This study has focused on the investigation of the reasons for aberrant response patterns in classroom maths tests. Data were collected from high schools in Cyprus over two academic years. The assessment instruments used included: three Maths Tests, a Test Anxiety Inventory (TAI) and a shorter version of it, an Attention Deficit Hyperactivity Disorder (ADHD) scale and a Maths Self-Esteem Scale. Results showed no associations between any of the factors investigated and misfit when tests with polytomous items were used. Factors investigated included: student and teacher gender, item order, different schools, different teachers, ability, test anxiety, ADHD, maths self-esteem, motivation, language competency, interest in maths, private tuition in maths, study time and class revision. This finding has led to the investigation whether misfit is an inherent characteristic of students and the conclusion that it is not. The only factors that showed some association with misfit were ability (p = 0.022), the interaction of gender with test anxiety (p = 0.018) and different teachers (p = 0.027), and the first two were only for the test containing 12 (out of 16) dichotomous items. Further investigation of these factors is suggested. Analyses of interviews of 21 misfitting students showed that the main reason given for unexpected responses among high ability students was, as expressed by them, carelessness and among low scorers prior knowledge and to a lesser degree cheating and special preference. The two mean square statistics, infit and outfit were also investigated, and an explanation is given for why high infit is considered more of a threat to measurement than high outfit. The researcher finally argues that students with misfitting patterns with high outfit values should not be considered as invalidly measured without further investigation. Similarly, items with high outfit should not be considered as malfunctioning and removed without further investigation
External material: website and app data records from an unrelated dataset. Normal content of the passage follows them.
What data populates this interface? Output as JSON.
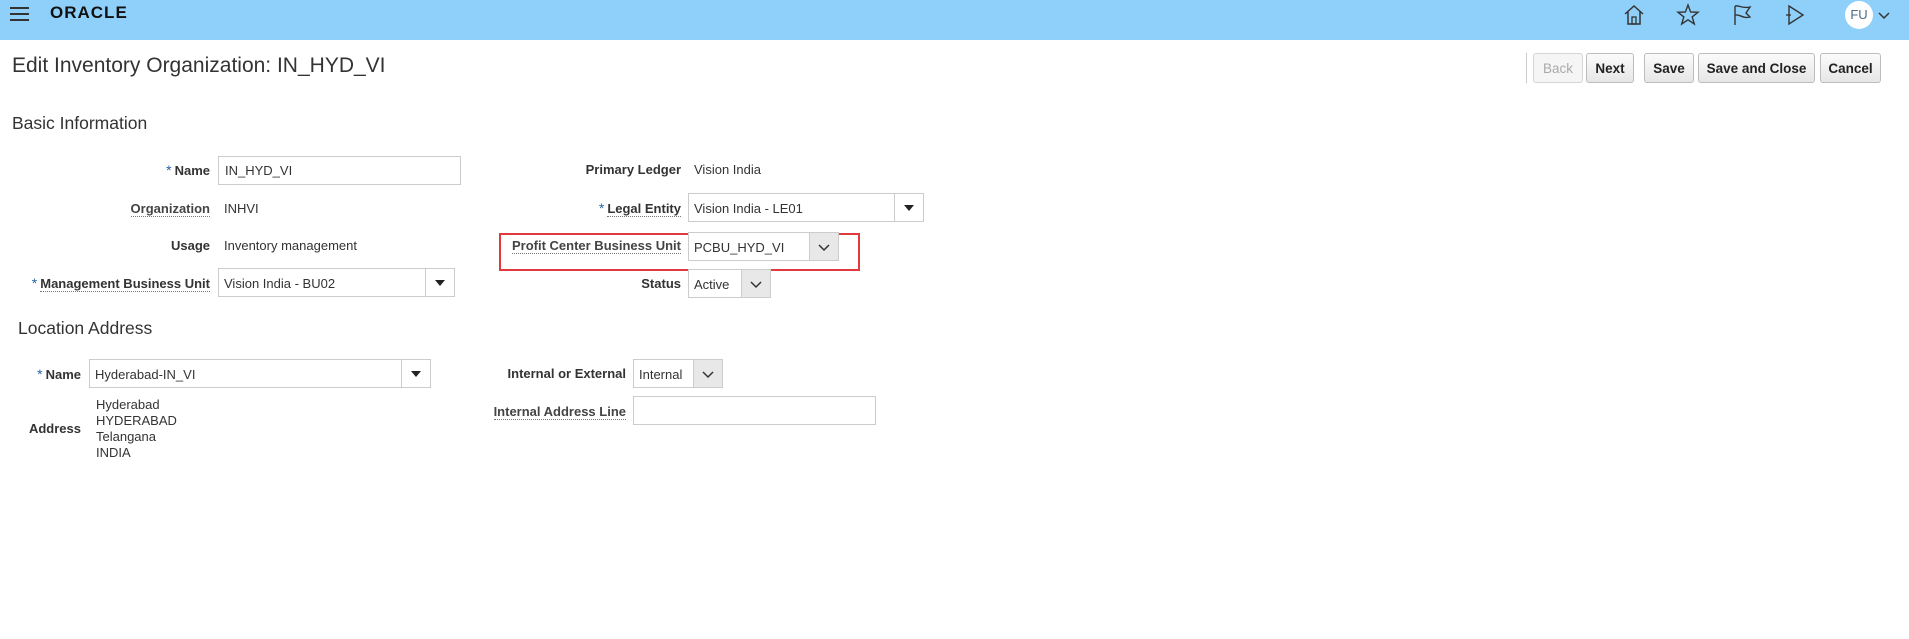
{
  "header": {
    "logo": "ORACLE",
    "avatar_initials": "FU",
    "icons": [
      "menu-icon",
      "home-icon",
      "star-icon",
      "flag-icon",
      "play-icon"
    ],
    "background_color": "#8fd0fb"
  },
  "page": {
    "title": "Edit Inventory Organization: IN_HYD_VI"
  },
  "toolbar": {
    "back": "Back",
    "next": "Next",
    "save": "Save",
    "save_close": "Save and Close",
    "cancel": "Cancel"
  },
  "basic": {
    "title": "Basic Information",
    "name_label": "Name",
    "name_value": "IN_HYD_VI",
    "organization_label": "Organization",
    "organization_value": "INHVI",
    "usage_label": "Usage",
    "usage_value": "Inventory management",
    "mbu_label": "Management Business Unit",
    "mbu_value": "Vision India - BU02",
    "primary_ledger_label": "Primary Ledger",
    "primary_ledger_value": "Vision India",
    "legal_entity_label": "Legal Entity",
    "legal_entity_value": "Vision India - LE01",
    "pcbu_label": "Profit Center Business Unit",
    "pcbu_value": "PCBU_HYD_VI",
    "status_label": "Status",
    "status_value": "Active"
  },
  "location": {
    "title": "Location Address",
    "name_label": "Name",
    "name_value": "Hyderabad-IN_VI",
    "address_label": "Address",
    "address_lines": [
      "Hyderabad",
      "HYDERABAD",
      "Telangana",
      "INDIA"
    ],
    "internal_external_label": "Internal or External",
    "internal_external_value": "Internal",
    "internal_address_label": "Internal Address Line",
    "internal_address_value": ""
  },
  "required_marker": "*",
  "highlight_color": "#e0393e"
}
|Item Type:||Thesis (Doctoral)|
|Award:||Doctor of Philosophy|
|Copyright:||Copyright of this thesis is held by the author|
|Deposited On:||08 Sep 2011 18:24|